cutability

cutability

(ˌkʌtəˈbɪlɪtɪ)
n, pl -ties
the portion of saleable lean meat on a carcass
References in periodicals archive ?
Increased carcass cutability due to ZH supplementation has been consistent response in feedlot cattle [16], with the more pronounced effect occurring in the hindquater [17].
While McDonough will not reveal the exact PE grades used for this application, he notes that printed shrink film requires low haze, cutability, shrinkability, and sealability.
Higher level of endogenous testosterone is associated with increased growth and carcass cutability in beef cattle (Gortsema et al., 1974).

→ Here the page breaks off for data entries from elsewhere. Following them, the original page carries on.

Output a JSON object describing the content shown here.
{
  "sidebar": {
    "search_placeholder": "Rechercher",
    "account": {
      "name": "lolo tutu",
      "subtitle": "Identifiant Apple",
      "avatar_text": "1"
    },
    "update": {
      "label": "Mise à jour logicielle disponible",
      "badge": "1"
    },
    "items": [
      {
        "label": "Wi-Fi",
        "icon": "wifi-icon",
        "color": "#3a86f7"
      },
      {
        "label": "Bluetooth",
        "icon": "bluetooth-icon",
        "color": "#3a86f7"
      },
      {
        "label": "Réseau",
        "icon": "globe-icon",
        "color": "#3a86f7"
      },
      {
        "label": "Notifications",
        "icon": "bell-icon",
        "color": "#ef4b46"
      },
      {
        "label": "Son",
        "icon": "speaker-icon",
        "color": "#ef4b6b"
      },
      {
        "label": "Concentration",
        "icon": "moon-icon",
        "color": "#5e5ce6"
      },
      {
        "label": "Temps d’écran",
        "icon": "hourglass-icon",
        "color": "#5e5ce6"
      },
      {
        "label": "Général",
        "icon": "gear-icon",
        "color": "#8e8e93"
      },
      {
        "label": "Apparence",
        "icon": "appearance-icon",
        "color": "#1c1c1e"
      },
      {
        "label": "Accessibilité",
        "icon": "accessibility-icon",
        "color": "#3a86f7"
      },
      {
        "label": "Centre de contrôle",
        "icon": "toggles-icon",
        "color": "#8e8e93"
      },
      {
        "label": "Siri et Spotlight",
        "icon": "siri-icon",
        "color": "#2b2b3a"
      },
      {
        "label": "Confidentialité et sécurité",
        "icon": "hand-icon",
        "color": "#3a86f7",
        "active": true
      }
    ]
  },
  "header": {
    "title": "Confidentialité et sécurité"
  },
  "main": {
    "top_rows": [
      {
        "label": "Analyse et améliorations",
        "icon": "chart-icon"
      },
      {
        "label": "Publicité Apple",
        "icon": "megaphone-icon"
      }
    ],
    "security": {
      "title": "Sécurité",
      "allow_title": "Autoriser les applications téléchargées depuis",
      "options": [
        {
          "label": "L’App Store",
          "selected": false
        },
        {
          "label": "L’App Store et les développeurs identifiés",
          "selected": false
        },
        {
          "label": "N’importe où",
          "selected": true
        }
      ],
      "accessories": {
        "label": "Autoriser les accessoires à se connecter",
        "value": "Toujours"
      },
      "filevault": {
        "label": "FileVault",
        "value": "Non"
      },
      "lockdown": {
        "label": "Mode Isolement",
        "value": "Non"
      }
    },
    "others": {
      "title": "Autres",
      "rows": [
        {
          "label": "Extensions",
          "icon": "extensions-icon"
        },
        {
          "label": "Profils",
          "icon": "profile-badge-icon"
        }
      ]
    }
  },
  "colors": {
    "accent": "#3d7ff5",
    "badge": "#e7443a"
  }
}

[2] ABRAHAM, H.C.; MURPHY, C.; CROSS, H.R.; SMITH, G.C.; FRANKS, J.R.; Factors affecting beef carcass cutability: An evaluation of the USDA yield grades for beef.
Electro Optic offers several grades of flexible dies of unsurpassed quality and consistency to address the cutability and longevity requirements of the average label to high demanding film labelstock.
These pigs, which grow slowly and have thin skin, high meat cutability, and extra-fine muscle fibers, exhibit strong adaptability and resistance to harsh environments (14).
Hampshires produce lean meat with low back fat and large loin eyes, and they have a good meat-to-bone ratio and high cutability.
5) Cutability: Cellulose films' lack of resistance to cutting means reduced knife wear
The second dimension of the price grid is determined by the yield grade, which indicates cutability, or the amount of edible meat from the animal.
Chapter titles are: Grading carcasses and cutability; pH and meat quality; optical probes; electromechanical properties of meat; optical properties of meat; electrical properties of meat; meat colour; prediction of water-holding capacity; connective tissue fluorescence; on-line assessment of fat; video image analysis; cooking and processing; improving and sorting meat products.